● **Exercise description**
Go through the material under this sentence. Return every line holding "time".

● **Entries shown**
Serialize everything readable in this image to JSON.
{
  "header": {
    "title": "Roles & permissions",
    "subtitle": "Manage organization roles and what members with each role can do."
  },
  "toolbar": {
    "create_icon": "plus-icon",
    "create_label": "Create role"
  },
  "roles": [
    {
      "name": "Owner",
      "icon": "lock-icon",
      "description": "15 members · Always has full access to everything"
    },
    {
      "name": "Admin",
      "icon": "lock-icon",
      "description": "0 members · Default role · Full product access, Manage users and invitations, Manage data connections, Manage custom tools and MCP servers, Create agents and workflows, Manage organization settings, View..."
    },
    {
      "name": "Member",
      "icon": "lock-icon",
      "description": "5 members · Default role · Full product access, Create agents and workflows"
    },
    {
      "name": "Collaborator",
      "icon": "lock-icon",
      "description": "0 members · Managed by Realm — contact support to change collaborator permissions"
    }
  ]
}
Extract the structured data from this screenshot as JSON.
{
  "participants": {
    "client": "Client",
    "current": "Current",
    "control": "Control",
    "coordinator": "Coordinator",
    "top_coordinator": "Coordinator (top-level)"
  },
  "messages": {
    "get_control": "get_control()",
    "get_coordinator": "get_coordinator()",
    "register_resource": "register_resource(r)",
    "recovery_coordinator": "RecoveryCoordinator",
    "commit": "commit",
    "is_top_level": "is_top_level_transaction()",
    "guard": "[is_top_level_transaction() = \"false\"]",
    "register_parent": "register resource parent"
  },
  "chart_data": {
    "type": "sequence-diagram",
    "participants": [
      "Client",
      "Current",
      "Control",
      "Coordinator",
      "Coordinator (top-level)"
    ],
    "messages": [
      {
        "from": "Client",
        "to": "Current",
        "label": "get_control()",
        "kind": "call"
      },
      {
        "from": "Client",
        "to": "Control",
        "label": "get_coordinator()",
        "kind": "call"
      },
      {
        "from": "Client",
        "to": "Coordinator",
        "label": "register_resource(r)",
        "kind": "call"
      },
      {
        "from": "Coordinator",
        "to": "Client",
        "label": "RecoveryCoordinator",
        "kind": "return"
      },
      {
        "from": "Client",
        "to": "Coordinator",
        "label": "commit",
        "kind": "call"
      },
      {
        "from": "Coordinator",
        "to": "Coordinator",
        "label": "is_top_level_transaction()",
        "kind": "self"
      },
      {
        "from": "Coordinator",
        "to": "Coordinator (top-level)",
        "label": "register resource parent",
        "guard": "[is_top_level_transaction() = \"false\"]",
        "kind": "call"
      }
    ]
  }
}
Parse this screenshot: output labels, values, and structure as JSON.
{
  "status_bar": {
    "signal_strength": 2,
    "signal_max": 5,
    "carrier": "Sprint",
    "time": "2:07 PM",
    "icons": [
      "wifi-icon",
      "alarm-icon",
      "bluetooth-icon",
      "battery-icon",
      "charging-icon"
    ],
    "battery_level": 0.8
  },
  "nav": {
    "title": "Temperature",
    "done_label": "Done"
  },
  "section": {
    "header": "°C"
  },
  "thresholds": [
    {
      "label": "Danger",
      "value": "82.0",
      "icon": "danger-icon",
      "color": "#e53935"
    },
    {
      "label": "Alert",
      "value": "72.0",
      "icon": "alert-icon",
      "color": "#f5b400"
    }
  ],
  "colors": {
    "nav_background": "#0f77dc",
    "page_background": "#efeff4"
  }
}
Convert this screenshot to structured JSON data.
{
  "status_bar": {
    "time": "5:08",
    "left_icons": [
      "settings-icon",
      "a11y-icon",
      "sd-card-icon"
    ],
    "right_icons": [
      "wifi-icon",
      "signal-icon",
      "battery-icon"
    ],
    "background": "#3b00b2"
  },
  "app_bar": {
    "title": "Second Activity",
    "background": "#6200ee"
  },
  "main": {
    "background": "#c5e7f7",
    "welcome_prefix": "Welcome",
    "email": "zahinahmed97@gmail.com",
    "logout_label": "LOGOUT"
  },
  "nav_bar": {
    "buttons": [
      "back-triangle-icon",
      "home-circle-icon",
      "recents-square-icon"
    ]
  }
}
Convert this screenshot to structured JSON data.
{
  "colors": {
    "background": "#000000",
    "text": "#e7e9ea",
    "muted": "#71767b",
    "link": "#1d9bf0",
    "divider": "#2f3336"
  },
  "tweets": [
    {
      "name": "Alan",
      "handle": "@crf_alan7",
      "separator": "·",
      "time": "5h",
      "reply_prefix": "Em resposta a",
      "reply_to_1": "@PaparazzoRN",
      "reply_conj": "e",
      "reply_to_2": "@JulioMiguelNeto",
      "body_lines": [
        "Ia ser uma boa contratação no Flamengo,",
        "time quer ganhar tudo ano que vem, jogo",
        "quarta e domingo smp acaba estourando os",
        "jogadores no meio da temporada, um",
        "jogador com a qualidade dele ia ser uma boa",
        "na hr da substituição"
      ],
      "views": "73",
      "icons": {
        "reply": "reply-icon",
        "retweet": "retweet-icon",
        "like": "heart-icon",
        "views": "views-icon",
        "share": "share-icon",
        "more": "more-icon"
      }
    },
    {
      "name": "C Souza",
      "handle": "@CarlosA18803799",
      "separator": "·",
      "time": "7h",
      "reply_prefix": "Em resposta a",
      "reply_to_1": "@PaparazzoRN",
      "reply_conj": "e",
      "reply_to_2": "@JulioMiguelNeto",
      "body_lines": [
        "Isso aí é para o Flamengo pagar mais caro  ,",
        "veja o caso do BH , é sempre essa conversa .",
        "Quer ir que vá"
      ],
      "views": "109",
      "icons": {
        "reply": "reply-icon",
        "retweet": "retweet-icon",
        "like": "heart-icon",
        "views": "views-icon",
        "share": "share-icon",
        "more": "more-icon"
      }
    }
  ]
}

● **Completed task**
    "time": "2:07 PM",
    "time": "5:08",
      "time": "5h",
        "time quer ganhar tudo ano que vem, jogo",
      "time": "7h",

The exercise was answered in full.